Opposition claims president has blocked the announcement of first batch of presidential election results.
Ivory Coast president to contest poll results
ABIDJAN, Ivory Coast // Opposition leaders in Ivory Coast accused President Laurent Gbagbo of trying to steal the country's presidential election, as angry ruling party loyalists prevented the commission's spokesman from announcing the first major batch of results.
The chaotic scene Tuesday night at the commission's headquarters and the failure to release any significant tally two days after polls closed has increased tension and uncertainty in the world's leading cocoa producer, which is struggling to unite after civil war eight years ago split the country in two.
Across Abidjan on Tuesday afternoon, stores closed early and people went home, fearing violence after the proclamation of results was delayed for a third time.
Late Tuesday, electoral commission spokesman Bamba Yacouba prepared to read the first large tranche of results as media gathered at the commission's headquarters. But Damana Picasse, a commission member from Gbagbo's party, yanked papers from Yacouba's hands and ripped them up, yelling: "We did not sign off on these results!"
Yacouba said afterward that the tallies - from three of the nation's 18 regions - had been approved by the commission. He gave no results and security forces later ordered journalists to leave.
Gbagbo's party vowed earlier it would contest some results from three regions of the country's rebel-held north where opposition supporters allegedly tried to steal ballot boxes and take Gbagbo supporters hostage.
Earlier, Mabri Toikeusse, spokesman for opposition leader Alassane Ouattara's coalition, accused Gbagbo loyalists of trying to cheat. Gbagbo "is operating with a rationale of obstructing the electoral commission and confiscating power," Toikeusse said.
The ballot, delayed for years, was supposed to be a key step toward reuniting the West African country eight years after a civil war divided it in two. But it has revealed the fact that profound divisions still exist.
Also Tuesday, the European Union's observer mission said the vote was for the most part free and fair.

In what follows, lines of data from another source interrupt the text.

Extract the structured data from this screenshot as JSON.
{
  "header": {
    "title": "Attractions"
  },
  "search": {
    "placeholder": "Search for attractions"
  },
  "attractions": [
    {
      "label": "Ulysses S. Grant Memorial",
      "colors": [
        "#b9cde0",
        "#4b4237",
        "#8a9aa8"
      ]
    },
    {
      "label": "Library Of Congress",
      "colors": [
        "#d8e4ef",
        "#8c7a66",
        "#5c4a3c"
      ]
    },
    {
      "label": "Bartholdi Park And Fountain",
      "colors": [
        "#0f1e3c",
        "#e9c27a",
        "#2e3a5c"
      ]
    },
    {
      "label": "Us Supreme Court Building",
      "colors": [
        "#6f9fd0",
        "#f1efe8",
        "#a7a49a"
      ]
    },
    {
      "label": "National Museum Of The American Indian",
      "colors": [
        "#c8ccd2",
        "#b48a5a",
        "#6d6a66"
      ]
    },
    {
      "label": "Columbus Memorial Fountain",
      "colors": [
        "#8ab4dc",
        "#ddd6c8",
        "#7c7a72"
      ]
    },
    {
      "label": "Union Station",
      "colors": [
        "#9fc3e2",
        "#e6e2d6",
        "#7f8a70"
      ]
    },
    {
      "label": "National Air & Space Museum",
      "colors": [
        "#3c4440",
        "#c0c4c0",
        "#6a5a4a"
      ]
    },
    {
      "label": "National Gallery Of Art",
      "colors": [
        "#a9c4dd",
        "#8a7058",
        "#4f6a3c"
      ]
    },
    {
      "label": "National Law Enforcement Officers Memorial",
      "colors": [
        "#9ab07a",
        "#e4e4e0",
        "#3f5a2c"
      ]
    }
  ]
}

The mission noted no major problems in 95 percent of the polling stations visited.
"The organization of the election was even better than it was in the first round," said mission head Cristian Preda, noting that violence and intimidation had occurred in a small number of polling stations.
Gbagbo campaign chief Pascal Affi N'Guessan said he had discussed the situation with United Nations mission chief Young-Jin Choi and will request that results from the Savanes, Denguele and Worodougou regions be invalidated "because they didn't respect the norms of transparency."
Gbagbo's opponent Ouattara and the New Forces rebels, which still control the northern half of the country where he has overwhelming support, are "wholly responsible for all the violence that occurred before, during and after the election," said Ferdinand Kouassi, Gbagbo's campaign chief in the north.
Prime Minister Guillaume Soro, the former head of the New Forces, responded by saying that the government's reporting of violence on national TV was "partisan, hasty and incomplete." His spokeswoman, Affoussy Bamba, said there had been no deaths in rebel-held territory, nor any attacks or tampering with ballot boxes.
Another group, which called itself the Coordination of African Electoral Experts, read a report on state television on Tuesday, saying that irregularities in the north were so severe that they invalidate the entire election. The group is not internationally recognized and it's not known where the group is based or who belongs to it.
There were scattered reports of violence over the weekend and on voting day, though no violence was reported Monday or by early Tuesday.
Choi, the U.N. representative, said Monday that three people were killed during balloting Sunday as multiple clashes erupted between partisans in the west of the country. Despite these incidents, he said the vote went well overall.
Most of the weekend clashes between political supporters occurred in small villages where there is no police or military presence and residents set up roadblocks to keep outsiders away. About 1,000 people from several villages fled the violence and sought refuge at the U.N. compound in Sinfra on Sunday, U.N. mission spokesman Hamadoun Toure said. He said the villagers refused to leave because they feared for their lives. Most of them had returned home by Monday afternoon, he said.
Voters chose between Gbagbo, who has been in power since violent street protests swept him into power during the last election in 2000, and Ouattara, the man Gbagbo accuses of being behind the rebellion that sought to topple him in 2002.
Gbagbo received 38 percent in a first round of voting in October, and Ouattara came second with about 32 per cent. Since then, third-place finisher Henri Konan Bedie, who won 25 per cent, has thrown his support behind Ouattara.